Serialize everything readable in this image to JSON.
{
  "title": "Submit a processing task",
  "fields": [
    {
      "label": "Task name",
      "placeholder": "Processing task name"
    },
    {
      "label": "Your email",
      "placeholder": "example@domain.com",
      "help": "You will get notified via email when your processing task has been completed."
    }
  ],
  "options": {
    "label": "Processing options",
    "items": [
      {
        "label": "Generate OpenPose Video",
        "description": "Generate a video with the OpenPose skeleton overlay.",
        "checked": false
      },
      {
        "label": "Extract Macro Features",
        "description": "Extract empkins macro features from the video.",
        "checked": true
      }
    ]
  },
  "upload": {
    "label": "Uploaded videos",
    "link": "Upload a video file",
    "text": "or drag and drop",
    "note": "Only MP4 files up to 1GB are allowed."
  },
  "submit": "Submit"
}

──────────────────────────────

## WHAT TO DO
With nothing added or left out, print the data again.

## RESPONSE
Serialize everything readable in this image to JSON.
{
  "title": "Submit a processing task",
  "fields": [
    {
      "label": "Task name",
      "placeholder": "Processing task name"
    },
    {
      "label": "Your email",
      "placeholder": "example@domain.com",
      "help": "You will get notified via email when your processing task has been completed."
    }
  ],
  "options": {
    "label": "Processing options",
    "items": [
      {
        "label": "Generate OpenPose Video",
        "description": "Generate a video with the OpenPose skeleton overlay.",
        "checked": false
      },
      {
        "label": "Extract Macro Features",
        "description": "Extract empkins macro features from the video.",
        "checked": true
      }
    ]
  },
  "upload": {
    "label": "Uploaded videos",
    "link": "Upload a video file",
    "text": "or drag and drop",
    "note": "Only MP4 files up to 1GB are allowed."
  },
  "submit": "Submit"
}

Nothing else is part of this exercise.